My abortion did not occur at Planned Parenthood or a county clinic. It happened in the late 80’s at a well-established suburban hospital. An obstetrician who delivered living babies on the side performed the procedure. At least, that’s what he called it. The nurse was a neighbor on my street.
I had stepped foot into the hospital scared and uncertain. I left knowing the truth. I killed my baby.
I became a silent living victim of abortion, far less a victim than the unborn. But, a victim nonetheless.
A victim of the lies.
I was told it would be painless. Not true.
I was told it would be easy. Not true.
That it was only a mass of cells.
Years later, a first trimester ultrasound from a wanted pregnancy showed me a living, moving creature. The baby’s heart resembled a butterfly fluttering with life. Incredibly symbolic.
My guilt and grief overwhelmed me.
Although reasons for supporting abortion vary, many proponents believe they are truly helping women. But I wonder how many have actually witnessed an abortion. Do they suffer from the sounds and smells that never leave one’s memory? Do they cry at night mourning their choice to take a life or feel cowardly for having chosen to walk away from circumstances and responsibility?

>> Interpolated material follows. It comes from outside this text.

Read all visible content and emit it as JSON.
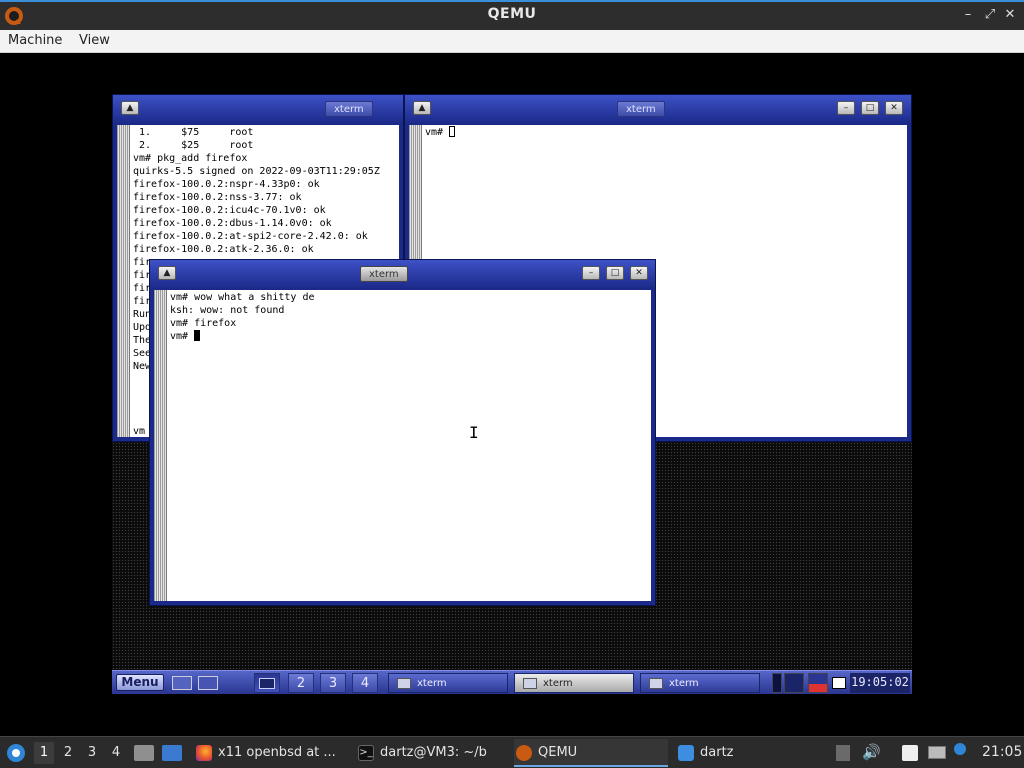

In recent years, I have chosen to view myself as an abortion survivor. I’ve come through on the other side. I’ve survived the guilt, the shame, the depression, the attempted suicide, the counseling, and the closet. My turning point was surrendering my life to Jesus Christ and accepting his forgiveness for my sins. It took me far longer to forgive myself.
Not days or weeks. It took years.
But millions of women have not survived. They sit in silence, fear, and self-contempt. They can’t be a spokesperson against abortion because they cannot speak for themselves. They are the living numb among us.
These precious women need us. They are victims, too. Every news story reminds them. Every social media post stabs them. Hard. They hurt. They fear the response of loved ones learning the truth.
Although we do need to bring atrocities to the light, I’d like to suggest a gentler than vigilante approach. Living victims are caught in the crossfire. You don’t hear their cries, but they are everywhere. In your classrooms, hospitals, churches, department stores. Everywhere.
Angry, judgmental words spewed across social media further damage those who need healing.
What can you do and say instead to reach their hearts? How can you show your grace and love? Will you extend a hand that safely pulls them from the closet?
Maybe then wounds will mend. Maybe then a voice will rise.
Maybe then we will speak.